#### Problem:
Filter the entries down to the lines holding "camera", then copy those lines.

___ Records for the exercise ___

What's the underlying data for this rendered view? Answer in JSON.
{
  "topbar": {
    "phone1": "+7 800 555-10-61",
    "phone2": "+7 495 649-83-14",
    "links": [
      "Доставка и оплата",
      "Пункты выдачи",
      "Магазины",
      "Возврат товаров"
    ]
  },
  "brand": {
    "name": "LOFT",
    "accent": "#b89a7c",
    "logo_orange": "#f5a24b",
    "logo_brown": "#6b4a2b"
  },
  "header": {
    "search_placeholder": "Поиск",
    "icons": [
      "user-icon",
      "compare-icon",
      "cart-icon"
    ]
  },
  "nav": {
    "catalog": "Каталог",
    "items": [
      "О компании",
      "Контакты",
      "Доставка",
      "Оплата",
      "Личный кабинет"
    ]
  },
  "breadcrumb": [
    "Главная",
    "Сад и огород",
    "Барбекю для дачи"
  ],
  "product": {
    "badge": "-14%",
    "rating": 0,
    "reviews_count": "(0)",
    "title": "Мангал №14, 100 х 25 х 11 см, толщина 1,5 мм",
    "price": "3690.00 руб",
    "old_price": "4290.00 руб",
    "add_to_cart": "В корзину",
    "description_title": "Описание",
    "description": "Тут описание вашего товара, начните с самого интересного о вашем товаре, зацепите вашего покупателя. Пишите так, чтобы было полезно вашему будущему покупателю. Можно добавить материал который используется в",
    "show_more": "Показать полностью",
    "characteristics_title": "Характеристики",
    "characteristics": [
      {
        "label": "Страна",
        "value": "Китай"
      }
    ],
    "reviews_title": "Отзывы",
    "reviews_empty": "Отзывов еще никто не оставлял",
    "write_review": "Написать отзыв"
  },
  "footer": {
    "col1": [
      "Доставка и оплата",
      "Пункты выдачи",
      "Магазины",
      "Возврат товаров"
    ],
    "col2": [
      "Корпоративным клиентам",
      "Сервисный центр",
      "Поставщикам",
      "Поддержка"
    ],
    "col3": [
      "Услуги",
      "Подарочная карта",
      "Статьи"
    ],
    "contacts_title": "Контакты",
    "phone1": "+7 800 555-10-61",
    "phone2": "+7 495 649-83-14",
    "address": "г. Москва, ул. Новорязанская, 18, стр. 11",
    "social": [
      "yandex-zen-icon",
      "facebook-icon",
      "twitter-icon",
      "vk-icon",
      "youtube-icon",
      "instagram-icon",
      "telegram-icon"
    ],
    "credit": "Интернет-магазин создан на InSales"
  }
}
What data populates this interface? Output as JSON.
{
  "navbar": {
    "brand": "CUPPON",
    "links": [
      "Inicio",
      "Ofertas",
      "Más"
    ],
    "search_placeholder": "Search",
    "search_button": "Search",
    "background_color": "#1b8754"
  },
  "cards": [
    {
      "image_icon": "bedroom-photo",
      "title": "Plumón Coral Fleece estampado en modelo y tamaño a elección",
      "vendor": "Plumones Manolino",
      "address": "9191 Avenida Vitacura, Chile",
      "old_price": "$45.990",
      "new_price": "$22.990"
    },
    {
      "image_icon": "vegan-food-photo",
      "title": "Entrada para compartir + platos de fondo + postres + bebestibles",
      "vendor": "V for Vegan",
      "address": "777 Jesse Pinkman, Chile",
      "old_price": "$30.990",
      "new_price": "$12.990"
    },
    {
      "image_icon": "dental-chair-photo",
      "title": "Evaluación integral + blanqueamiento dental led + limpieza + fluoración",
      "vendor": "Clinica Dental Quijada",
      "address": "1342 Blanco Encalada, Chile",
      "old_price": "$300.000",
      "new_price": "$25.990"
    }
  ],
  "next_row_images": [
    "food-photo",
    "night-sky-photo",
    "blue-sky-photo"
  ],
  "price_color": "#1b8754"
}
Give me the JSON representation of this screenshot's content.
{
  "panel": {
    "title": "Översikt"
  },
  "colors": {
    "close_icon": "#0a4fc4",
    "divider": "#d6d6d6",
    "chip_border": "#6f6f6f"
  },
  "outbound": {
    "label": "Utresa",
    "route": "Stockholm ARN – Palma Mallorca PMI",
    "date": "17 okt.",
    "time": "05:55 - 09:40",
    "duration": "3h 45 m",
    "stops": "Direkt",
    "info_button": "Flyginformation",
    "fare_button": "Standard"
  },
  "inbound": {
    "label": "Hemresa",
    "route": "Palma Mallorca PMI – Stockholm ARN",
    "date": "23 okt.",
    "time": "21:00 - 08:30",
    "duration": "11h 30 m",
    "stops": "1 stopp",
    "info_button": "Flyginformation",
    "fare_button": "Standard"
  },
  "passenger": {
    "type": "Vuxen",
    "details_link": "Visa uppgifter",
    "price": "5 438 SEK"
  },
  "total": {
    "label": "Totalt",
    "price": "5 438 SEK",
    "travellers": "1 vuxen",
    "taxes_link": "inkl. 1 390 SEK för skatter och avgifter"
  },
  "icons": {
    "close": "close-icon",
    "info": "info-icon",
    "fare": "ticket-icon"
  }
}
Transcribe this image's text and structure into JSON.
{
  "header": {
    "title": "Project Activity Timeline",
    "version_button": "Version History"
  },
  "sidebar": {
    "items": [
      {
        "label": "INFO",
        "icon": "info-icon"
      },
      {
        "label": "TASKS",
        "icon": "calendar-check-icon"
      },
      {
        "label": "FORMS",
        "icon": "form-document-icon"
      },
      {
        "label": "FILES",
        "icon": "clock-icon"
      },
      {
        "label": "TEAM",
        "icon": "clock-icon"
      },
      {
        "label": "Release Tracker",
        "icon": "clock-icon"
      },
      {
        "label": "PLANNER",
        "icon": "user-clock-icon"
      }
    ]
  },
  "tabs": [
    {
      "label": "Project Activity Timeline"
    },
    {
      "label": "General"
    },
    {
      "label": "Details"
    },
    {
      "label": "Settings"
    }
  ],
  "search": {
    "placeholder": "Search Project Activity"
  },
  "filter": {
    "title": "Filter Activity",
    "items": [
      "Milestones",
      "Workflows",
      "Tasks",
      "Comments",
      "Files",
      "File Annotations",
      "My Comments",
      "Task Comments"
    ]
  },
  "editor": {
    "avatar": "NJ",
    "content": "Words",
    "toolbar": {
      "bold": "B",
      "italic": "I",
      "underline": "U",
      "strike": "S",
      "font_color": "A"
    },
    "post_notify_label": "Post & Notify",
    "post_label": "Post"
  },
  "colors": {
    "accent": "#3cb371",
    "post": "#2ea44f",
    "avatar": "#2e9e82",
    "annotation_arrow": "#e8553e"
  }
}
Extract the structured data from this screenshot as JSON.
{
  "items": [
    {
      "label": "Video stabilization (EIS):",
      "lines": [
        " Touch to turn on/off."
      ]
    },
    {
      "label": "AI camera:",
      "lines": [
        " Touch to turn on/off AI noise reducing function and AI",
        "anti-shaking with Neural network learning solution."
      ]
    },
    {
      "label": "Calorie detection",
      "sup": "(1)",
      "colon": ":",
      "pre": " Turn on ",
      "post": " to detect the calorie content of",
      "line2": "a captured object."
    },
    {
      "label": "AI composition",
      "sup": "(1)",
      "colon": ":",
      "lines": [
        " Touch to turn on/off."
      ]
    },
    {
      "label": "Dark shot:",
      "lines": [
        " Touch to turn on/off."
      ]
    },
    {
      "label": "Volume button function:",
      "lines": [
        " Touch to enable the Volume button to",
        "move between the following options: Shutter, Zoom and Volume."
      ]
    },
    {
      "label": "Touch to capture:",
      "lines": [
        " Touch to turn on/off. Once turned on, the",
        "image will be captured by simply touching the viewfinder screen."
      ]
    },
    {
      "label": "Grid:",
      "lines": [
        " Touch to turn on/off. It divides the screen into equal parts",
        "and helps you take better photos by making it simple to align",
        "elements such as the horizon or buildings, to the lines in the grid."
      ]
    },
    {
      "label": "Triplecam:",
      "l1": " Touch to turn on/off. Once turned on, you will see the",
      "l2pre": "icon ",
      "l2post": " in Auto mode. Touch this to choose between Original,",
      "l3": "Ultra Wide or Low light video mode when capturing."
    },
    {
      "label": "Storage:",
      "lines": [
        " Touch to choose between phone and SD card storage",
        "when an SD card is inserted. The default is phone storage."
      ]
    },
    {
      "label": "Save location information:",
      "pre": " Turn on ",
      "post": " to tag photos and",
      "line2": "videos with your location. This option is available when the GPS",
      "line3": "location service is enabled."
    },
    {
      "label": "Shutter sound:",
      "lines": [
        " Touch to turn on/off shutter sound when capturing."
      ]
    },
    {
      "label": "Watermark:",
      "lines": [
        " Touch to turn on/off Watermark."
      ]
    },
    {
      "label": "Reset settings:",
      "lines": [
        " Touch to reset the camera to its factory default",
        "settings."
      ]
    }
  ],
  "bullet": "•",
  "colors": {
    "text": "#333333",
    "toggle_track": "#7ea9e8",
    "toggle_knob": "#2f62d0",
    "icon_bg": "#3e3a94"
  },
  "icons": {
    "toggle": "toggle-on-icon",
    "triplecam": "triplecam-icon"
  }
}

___

#### Response area:
      "label": "AI camera:",
        " Touch to reset the camera to its factory default",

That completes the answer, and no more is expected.